A year after swapping Social Day and Senior Center sites, the city of New Bedford reversed its decision, officially reopening Buttonwood Park as a traditional senior center and moving Social Day programs back to Brooklawn Park and the Rosemary Tierney Community Center.

Changes became official May 13 with a celebratory lunch held at Buttonwood Park on May 17 to welcome seniors back to the space. Those in attendance were excited to be return to a building they consider home.

Asked if she was happy to see Buttonwood reopen, Patsy Jeffries Zukowski said, “Pretty happy is a gross understatement. This is our home.”
“I think you’re going to find everybody missed it,” agreed Germaine Stephens. “It gets people together.”

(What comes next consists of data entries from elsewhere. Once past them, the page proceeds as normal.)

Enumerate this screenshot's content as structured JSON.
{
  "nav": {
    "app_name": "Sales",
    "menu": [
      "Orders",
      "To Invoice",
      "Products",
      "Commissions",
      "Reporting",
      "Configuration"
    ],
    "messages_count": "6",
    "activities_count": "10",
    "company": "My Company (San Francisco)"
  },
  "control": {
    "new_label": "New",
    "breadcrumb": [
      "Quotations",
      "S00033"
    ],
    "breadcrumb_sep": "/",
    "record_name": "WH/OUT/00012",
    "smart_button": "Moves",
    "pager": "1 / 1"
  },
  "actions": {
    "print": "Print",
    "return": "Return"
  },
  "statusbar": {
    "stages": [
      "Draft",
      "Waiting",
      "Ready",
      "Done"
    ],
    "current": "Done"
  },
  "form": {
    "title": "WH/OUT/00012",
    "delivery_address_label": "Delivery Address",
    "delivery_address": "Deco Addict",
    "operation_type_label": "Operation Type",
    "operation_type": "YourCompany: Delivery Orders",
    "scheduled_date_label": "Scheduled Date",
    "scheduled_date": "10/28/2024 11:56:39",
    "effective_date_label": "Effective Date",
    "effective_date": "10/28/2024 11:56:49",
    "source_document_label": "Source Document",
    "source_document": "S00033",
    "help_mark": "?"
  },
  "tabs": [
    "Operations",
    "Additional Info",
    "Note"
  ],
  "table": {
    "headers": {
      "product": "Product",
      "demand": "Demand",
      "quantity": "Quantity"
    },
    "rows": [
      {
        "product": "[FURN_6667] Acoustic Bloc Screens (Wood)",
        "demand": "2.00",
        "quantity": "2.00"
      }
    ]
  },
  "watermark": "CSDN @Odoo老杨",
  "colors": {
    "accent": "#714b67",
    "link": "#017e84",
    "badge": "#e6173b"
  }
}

A few people still felt anger at being locked out of the space when it became a COA Social Day program.
“They wouldn’t let us in before,” said Ethel Souza. “We walk around the park and this was our pit stop. And then we couldn’t even use the bathroom.”

In her remarks at the event, COA Director Pamela Amaral-Lema welcomed seniors back to Buttonwood. “We’re really happy to have you here,” she said. “We’re excited to offer services to help seniors thrive.”

Amaral-Lema ran through a list of activities that have been added to the center including Tai-Yo-Ba, chair massage, and a Single Seniors’ Club. A caregiver support group and Twilight Bingo are coming in June, she said. Cheers broke out when Amaral-Lema announced a new state-of-the-art bingo machine was also on the way.

“We are constantly evaluating our programming and listening to the feedback of those served at our centers,” said Amaral-Lema, in a media release on the changes. “The return of traditional senior center programming to Buttonwood and moving social day care services to the North and South Ends of New Bedford will result in the COA offering better services to the city’s seniors.”

Amaral-Lema had expressed her desire to add activities for older adults from the start of her role as COA director, telling Senior Scope in late 2023: “I really want to get the senior centers a little busier and add more activities geared to the active adults…Right now, my mission is to research different activities to help our adults to age in place, to stay vital in the community, to build on friendships, and to increase that socialization piece that we lost during the pandemic.”

In a May 3 video address, Mayor Jon Mitchell said the move came as an attempt to “strike the right balance” between families’ social day needs and the need for more traditional senior center programming.

“We want to make sure that our services are relevant and that they’re effective,” he said.

“We’ve had, over the years, some shifting interest in the programs that are offered,” Mitchell said. “Some seniors and their families have expressed interest in doing more social day care than in times past, whereas others still want the traditional services.”

“So what we’ve announced, based on the recommendation of the Council on Aging, is that we’re going to go to a model in which the traditional services are going to be offered out of Buttonwood Park at the Warming Center. It’s a great place. It’s a very prominent building centrally located in the city in a place that is really well-suited to doing both indoor and outdoor activities for our seniors.”

The city and Council on Aging are asking for feedback from seniors, Mitchell added.

“Our Council on Aging wants your feedback, as we do in every aspect of city government, to find out what we can do better and to continue to improve,” he said in the video address. “I encourage our seniors and their families to offer that feedback so we can incorporate it into the programming.

The COA distributed a survey at the Buttonwood opening asking people to tell them how often they visit the Senior Center and what activities they’d like to see among other questions.